1. It can bad for your employees' health.
2. It shows a lack of respect for employees' personal lives.
3. It discriminates against workers with families.
4. You don't compensate workers for it
5. You can't write good software when you are tired.
1. One hackathon is not going to be detrimental to an employee's health.
2. It would be a lack of respect if the company made it mandatory, which is borderline illegal considering it's unpaid.
3. Again, hackathons are 99% at-will events.

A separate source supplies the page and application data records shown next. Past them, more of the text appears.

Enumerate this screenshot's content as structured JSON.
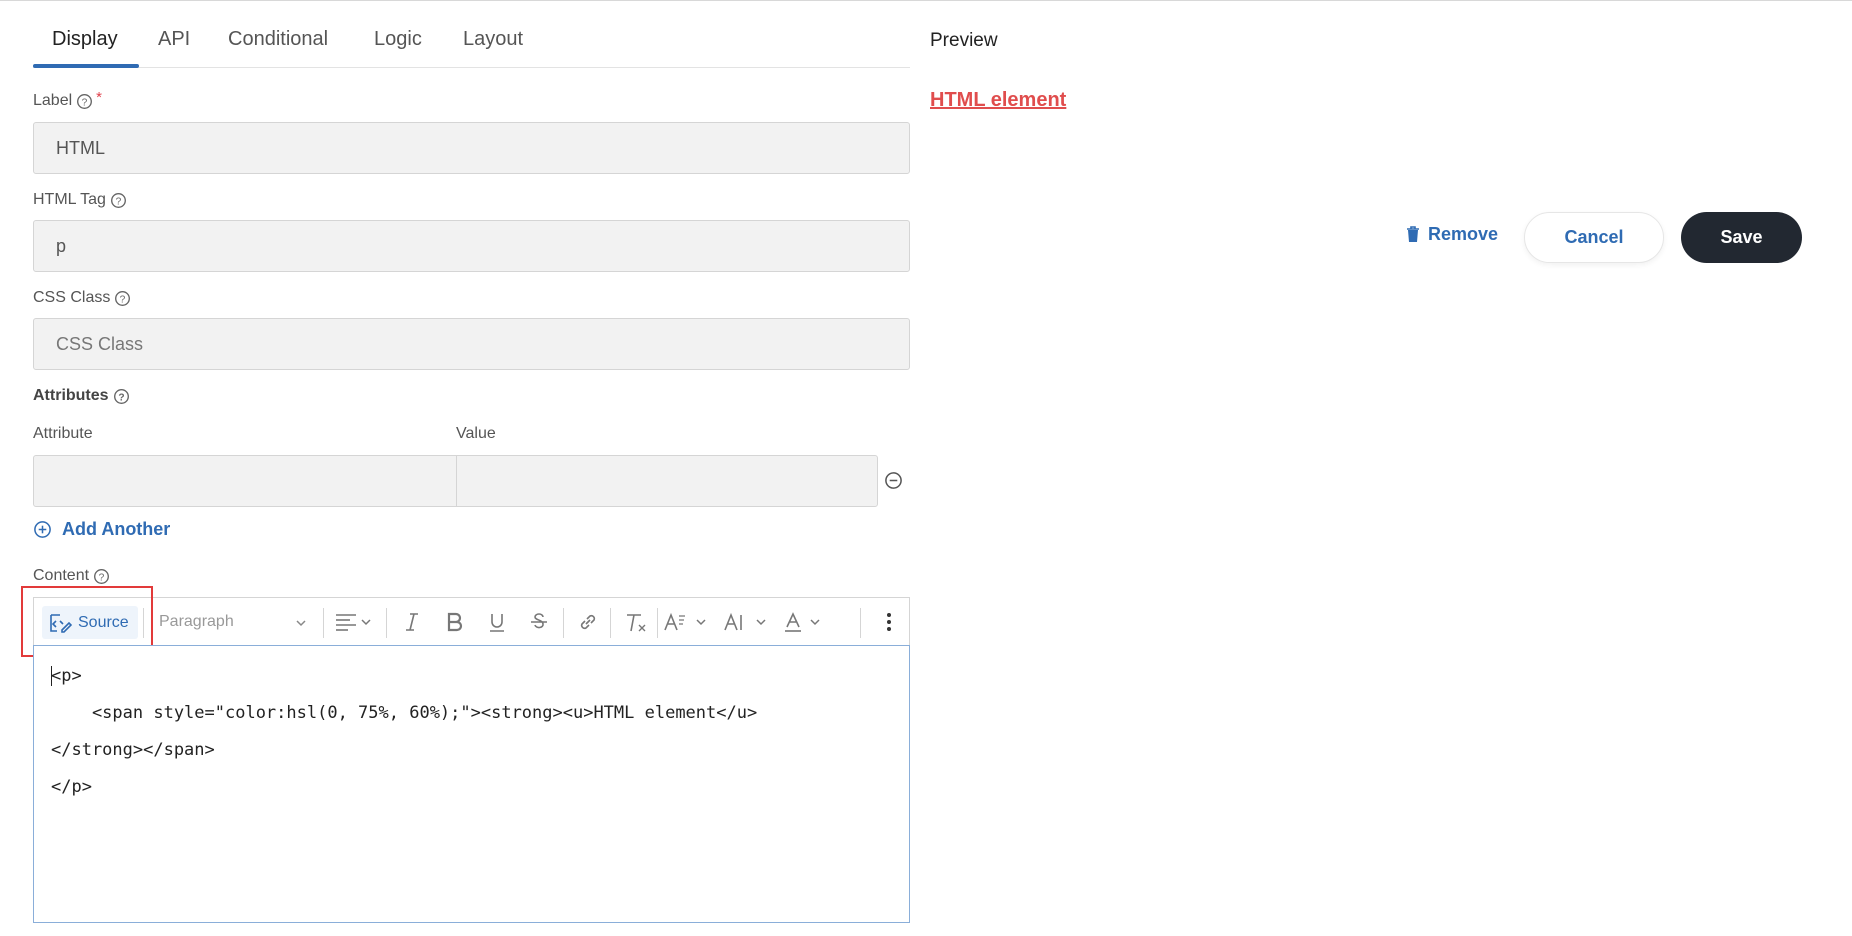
{
  "tabs": [
    {
      "label": "Display",
      "active": true
    },
    {
      "label": "API"
    },
    {
      "label": "Conditional"
    },
    {
      "label": "Logic"
    },
    {
      "label": "Layout"
    }
  ],
  "fields": {
    "label": {
      "title": "Label",
      "required_mark": "*",
      "value": "HTML"
    },
    "html_tag": {
      "title": "HTML Tag",
      "value": "p"
    },
    "css_class": {
      "title": "CSS Class",
      "placeholder": "CSS Class"
    },
    "attributes": {
      "title": "Attributes",
      "col_attribute": "Attribute",
      "col_value": "Value",
      "add_another": "Add Another"
    },
    "content": {
      "title": "Content"
    }
  },
  "editor": {
    "source_label": "Source",
    "paragraph_label": "Paragraph",
    "code_lines": [
      "<p>",
      "    <span style=\"color:hsl(0, 75%, 60%);\"><strong><u>HTML element</u>",
      "</strong></span>",
      "</p>"
    ]
  },
  "preview": {
    "title": "Preview",
    "content_text": "HTML element",
    "content_color": "#e04d4d"
  },
  "actions": {
    "remove": "Remove",
    "cancel": "Cancel",
    "save": "Save"
  },
  "icons": [
    "help-circle-icon",
    "minus-circle-icon",
    "plus-circle-icon",
    "source-code-icon",
    "chevron-down-icon",
    "align-left-icon",
    "italic-icon",
    "bold-icon",
    "underline-icon",
    "strikethrough-icon",
    "link-icon",
    "remove-format-icon",
    "font-size-icon",
    "font-family-icon",
    "font-color-icon",
    "more-vertical-icon",
    "trash-icon"
  ]
}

Also, it's not like they're being held every week either.
4. True, which is why they're not mandatory.
5. That is purely your own opinion.

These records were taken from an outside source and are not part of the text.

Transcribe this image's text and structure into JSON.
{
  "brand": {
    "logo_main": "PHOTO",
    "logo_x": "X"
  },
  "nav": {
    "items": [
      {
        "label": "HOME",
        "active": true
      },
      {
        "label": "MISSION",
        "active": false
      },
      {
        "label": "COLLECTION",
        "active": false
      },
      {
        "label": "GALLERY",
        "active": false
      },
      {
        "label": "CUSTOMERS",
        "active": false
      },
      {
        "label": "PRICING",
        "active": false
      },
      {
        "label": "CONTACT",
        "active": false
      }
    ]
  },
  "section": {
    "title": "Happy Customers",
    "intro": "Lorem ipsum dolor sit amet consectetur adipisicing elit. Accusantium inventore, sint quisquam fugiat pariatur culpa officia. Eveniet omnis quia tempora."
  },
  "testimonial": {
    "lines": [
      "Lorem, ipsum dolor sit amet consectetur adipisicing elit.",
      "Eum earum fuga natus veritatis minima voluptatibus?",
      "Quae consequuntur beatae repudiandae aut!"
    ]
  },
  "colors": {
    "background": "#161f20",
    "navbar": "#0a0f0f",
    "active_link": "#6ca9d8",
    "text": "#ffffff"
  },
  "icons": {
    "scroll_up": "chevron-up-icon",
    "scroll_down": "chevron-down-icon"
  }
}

Edit: I regard such policy biases as companies' choices to make, but I doubt that many consider sufficiently the messages these events/policies/etc send to particular employee segments.
(When I clicked the link I was expecting a story about having one day a week when delivering stuff to the office is okay)
Very clear, concise, sharp goals that are actionable and measurable.
Programmers can decently estimate what they can do in a day. I know I struggle to estimate for longer projects.
Is there any concern of burnout with maintaining such a pace?
What happens if something slips the 2-day goal?
How do you deal with something that requires more than two days? Split it up over multiple sprints? What if you can't?
While I agree, focusing on getting something shipped every 2 days isn't a huge pace. It means you iterate tightly and goals are understood to be scoped to only 2 days of work.
If something slips the 2-day goal, it's debt, and it's expected to be nailed first-thing in the next sprint. It's a flexible system.
For bigger projects, you _have_ to be able to split them up. I honestly can't think of a single project where you couldn't break it down into constituent parts in which you could iterate through several sprints to finish it.
If you're doing research-based work, I'll admit this probably isn't the best approach. However, from a business and personal productivity perspective, it's working very well.
It did lead to some interesting projects, however.
Interestingly, I ended-up spending much of the hackathon day an evening fixing a production problem which was of obvious urgency. Some mild shaming from management ensued when I had nothing to present -- a clear message.